The Islington Square project in Manchester consists of 23 new two to four bedroom family homes and is part of the larger New Islington development by Urban Splash. One of the first steps in the design process was a series of design workshops at which the architects discussed existing conditions with users and photographed their existing housing units to help understand how the units accommodated certain changes over time (e.g. reconfiguring the kitchen, overlaying of personalized decoration) and ways in which they did not (e.g. redefining the circulation path off the living room). This led the architects to provide a quite versatile solution with an L-shaped, open plan configuration which can be subdivided easily and allows for a variety of spatial and functional possibilities. The design also includes high ground floor ceiling heights (2.9m), windows in every space and proportions which allow for a variety of furniture layouts. The stair contains a deep bay window which creates an opportunity to activate the circulation space for other uses (e.g. space for a desk or a piano). In addition, the residents are given open space at the rear to extend their living environment (e.g. conservatory).
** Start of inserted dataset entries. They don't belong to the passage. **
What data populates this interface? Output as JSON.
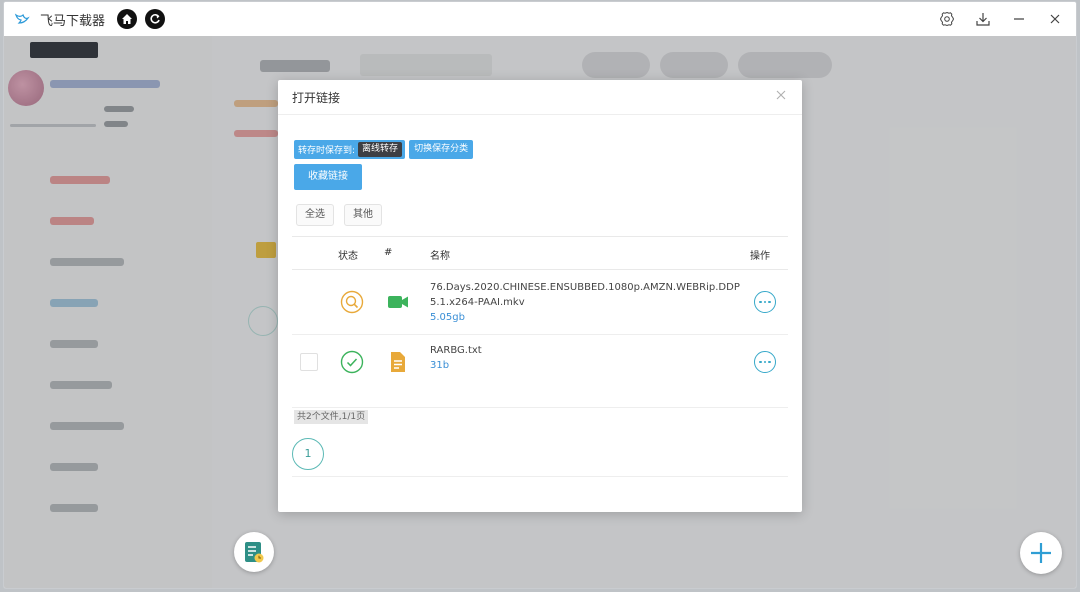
{
  "window": {
    "title": "飞马下载器"
  },
  "dialog": {
    "title": "打开链接",
    "save_label": "转存时保存到:",
    "save_target": "离线转存",
    "switch_label": "切换保存分类",
    "collect_label": "收藏链接",
    "filter_all": "全选",
    "filter_other": "其他",
    "columns": {
      "status": "状态",
      "index": "#",
      "name": "名称",
      "action": "操作"
    },
    "files": [
      {
        "name": "76.Days.2020.CHINESE.ENSUBBED.1080p.AMZN.WEBRip.DDP5.1.x264-PAAI.mkv",
        "size": "5.05gb",
        "status_icon": "search-icon",
        "type_icon": "video-icon"
      },
      {
        "name": "RARBG.txt",
        "size": "31b",
        "status_icon": "check-circle-icon",
        "type_icon": "text-file-icon"
      }
    ],
    "summary": "共2个文件,1/1页",
    "page": "1"
  },
  "colors": {
    "accent": "#4aa8e8",
    "teal": "#36a8c9",
    "orange": "#e8a93a",
    "green": "#3cb35c"
  }
}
The design focused on providing the users multiple ways to use and appropriate the various spaces – starting not finishing the residences. Regulations dictated that every home needed to be provided a parking space, the architects cleverly designed the space to allow for parking or to be used as an additional front garden space. The courtyard like space is defined by pairing two units together and carrying the façade across the front. Residents were allowed to customize elements of the home including choosing kitchen and bathroom styles along with exterior color specifications (e.g. rear exterior façade). The homes are also adaptable via Lifetime home principles (e.g. removable panel between main bedroom and bathroom for hoist, joists trimmed for addition of lift.) While the units are developed as social housing, the fact that they transcend aesthetic stereotypes (they don’t look like 99% of other social housing schemes) provides the residents with a sense of pride and appreciation towards the design and affords a social durability to the design as well.
Images courtesy of Tim Soar and Ed Sumner